The Psychological Arts Therapies Team provide individual and group therapy by HCPC registered arts therapists.
Reasons for having one of the arts therapies include:
- To build self-esteem and confidence
- To develop an increased sense of self-awareness
- To enhance quality of life
- To support emotional and psychological development
- To develop social skills
- To promote well-being and appropriate behaviour
- To reduce feelings of isolation
- To express difficult feelings
- To engage in communicative expression: both verbal and non-verbal
- To provide a space for play, fun and imagination
- To develop social relationships and relationship with the self.

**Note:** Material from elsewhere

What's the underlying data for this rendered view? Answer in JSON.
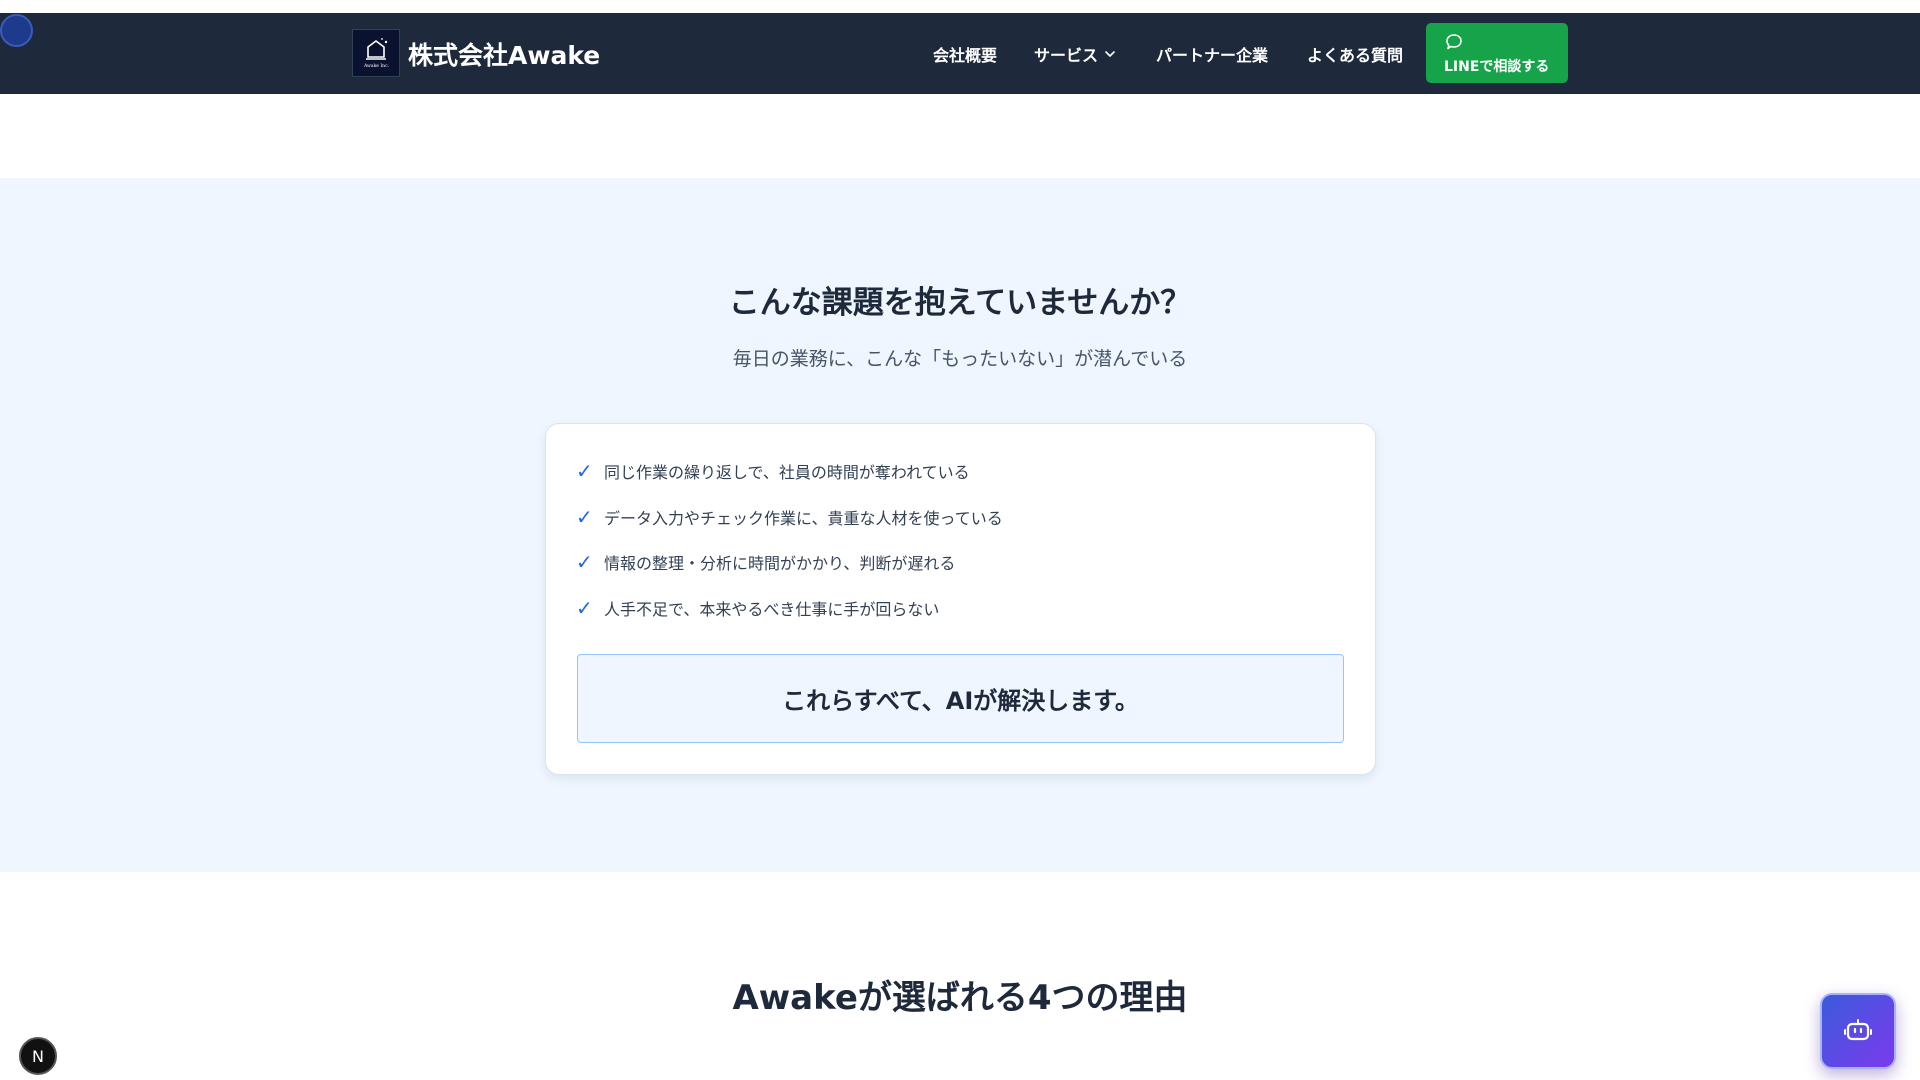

Art Therapy is a type of psychotherapy that focuses on exploring thoughts and feelings through art-making in the context of a therapeutic relationship. The aim of the sessions is to help students to express themselves through creative approaches, working to build the student’s self-confidence and think about any problems or worries they may have. Words are sometimes difficult to find for thoughts and emotions. Art making can be a bridge, communicating the student’s inner world while creating an object in the outer world that can be shared by the young person and the Art Therapist.
The therapist provides a safe, structured and confidential setting to encourage students in this process. Therapy sessions are conducted both with individuals and groups and follow the individual processes of the students. A young person does not need to have previous experiences of art making, the process of making is often just as important as any finished artworks. Sessions are often non-directive meaning they are at the pace and the direction that the young person wishes, helping them to experience autonomy and confidence in themselves and their abilities.
Music therapy is a psychological and clinical intervention that draws upon the innate qualities of music to form a therapeutic relationship. Generally, the young person and the Music Therapist both take an active role in playing improvised music and listening together. The sessions are client-led and take place in a safe and confidential space in which the students can express themselves creatively, without the need for words. For those students where verbal communication is difficult or seems impossible, music therapy can help.
There is no requirement for the young person to have any musical experience or skill. The therapist responds musically and verbally to support and encourage the therapeutic process from wherever the student is ready to begin the process.
Dramatherapy is a form of psychotherapeutic intervention. It comes under the umbrella term of Arts Therapy within HCPC registration.
The British Association of Dramatherapists describes Dramatherapy as:
“…a form of psychological therapy in which all of the performance arts are utilised within the therapeutic relationship. Dramatherapists are both artists and clinicians and draw on their training in theatre / drama and therapy to create methods to engage clients in effecting psychological, emotional and social changes.”
It is a client-centred, non-confrontational therapy, working on the principle that difficulties are resolved indirectly through metaphor and using a less direct form of language, such as symbol or image language. Further expression is explored through the use of movement, drama, touch, story enactment, puppetry, improvisation and use of voice; all of which can be explored in a safe and playful environment.
It is important to note that Dramatherapy is not about performance, but about having a space for expression.